▸ WHAT IS BEING ASKED
Keyword search on "Контакты": report each line of the records that contains it.

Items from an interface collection
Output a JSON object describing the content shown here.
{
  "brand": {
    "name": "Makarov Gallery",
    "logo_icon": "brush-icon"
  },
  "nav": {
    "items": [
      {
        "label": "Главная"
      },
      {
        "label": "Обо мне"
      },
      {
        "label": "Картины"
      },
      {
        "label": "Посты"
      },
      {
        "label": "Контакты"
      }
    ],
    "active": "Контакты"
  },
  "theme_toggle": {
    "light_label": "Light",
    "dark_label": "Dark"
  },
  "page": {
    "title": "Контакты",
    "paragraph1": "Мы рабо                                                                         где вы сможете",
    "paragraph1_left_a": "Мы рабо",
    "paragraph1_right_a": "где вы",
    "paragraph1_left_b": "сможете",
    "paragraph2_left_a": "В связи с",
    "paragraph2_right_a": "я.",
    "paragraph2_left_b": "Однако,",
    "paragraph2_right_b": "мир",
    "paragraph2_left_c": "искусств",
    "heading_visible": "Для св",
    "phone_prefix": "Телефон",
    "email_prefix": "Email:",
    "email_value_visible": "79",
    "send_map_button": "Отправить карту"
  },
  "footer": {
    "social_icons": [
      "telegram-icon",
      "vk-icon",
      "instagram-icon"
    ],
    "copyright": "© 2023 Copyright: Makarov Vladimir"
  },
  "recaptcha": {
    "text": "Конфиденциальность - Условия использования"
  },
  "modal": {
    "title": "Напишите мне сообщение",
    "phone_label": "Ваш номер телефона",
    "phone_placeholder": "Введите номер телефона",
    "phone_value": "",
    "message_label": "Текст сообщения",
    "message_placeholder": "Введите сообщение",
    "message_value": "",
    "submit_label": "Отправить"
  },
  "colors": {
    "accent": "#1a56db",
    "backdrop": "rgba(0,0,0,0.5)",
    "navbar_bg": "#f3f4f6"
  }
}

▸ YOUR RESPONSE
        "label": "Контакты"
    "active": "Контакты"
    "title": "Контакты",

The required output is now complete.